• _Task prompt_
Wherever the word "icon" appears in a line below, that line counts; report the total number of such lines only.

------ Data supplied ------

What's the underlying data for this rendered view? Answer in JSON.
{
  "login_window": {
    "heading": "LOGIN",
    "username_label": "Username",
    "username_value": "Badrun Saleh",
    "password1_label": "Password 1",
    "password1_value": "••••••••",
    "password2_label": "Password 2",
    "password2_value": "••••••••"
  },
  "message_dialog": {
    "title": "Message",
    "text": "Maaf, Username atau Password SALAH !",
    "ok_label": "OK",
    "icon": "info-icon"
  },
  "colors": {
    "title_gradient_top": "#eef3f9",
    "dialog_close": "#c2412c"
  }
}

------
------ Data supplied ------

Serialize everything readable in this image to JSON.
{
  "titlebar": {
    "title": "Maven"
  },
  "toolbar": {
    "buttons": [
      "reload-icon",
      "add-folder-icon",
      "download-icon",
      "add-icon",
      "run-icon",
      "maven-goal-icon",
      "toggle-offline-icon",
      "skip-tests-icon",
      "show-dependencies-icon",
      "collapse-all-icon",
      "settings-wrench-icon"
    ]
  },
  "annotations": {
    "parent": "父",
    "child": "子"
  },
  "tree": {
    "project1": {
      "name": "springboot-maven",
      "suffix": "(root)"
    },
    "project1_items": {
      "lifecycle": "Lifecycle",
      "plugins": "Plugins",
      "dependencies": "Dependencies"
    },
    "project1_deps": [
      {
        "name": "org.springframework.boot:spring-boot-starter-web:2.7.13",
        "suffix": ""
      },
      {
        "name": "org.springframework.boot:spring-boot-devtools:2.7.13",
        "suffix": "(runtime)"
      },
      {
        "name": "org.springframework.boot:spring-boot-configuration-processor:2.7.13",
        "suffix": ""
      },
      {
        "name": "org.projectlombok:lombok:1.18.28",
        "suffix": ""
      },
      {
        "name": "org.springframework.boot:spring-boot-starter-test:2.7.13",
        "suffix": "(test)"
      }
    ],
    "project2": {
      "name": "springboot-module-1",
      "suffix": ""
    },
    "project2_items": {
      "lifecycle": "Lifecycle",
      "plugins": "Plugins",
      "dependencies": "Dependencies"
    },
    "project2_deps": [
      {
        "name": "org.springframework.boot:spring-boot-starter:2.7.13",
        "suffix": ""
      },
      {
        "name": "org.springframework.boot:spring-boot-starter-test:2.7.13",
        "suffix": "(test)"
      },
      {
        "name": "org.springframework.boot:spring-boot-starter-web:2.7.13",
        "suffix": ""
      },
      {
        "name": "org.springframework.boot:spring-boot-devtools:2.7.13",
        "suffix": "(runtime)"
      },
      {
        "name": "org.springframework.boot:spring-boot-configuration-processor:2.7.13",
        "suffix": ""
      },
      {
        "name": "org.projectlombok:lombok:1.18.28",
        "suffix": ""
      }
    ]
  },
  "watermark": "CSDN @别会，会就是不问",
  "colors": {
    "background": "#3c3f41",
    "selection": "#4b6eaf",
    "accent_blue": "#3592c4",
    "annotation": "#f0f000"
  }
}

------

• _Output for this exercise_
12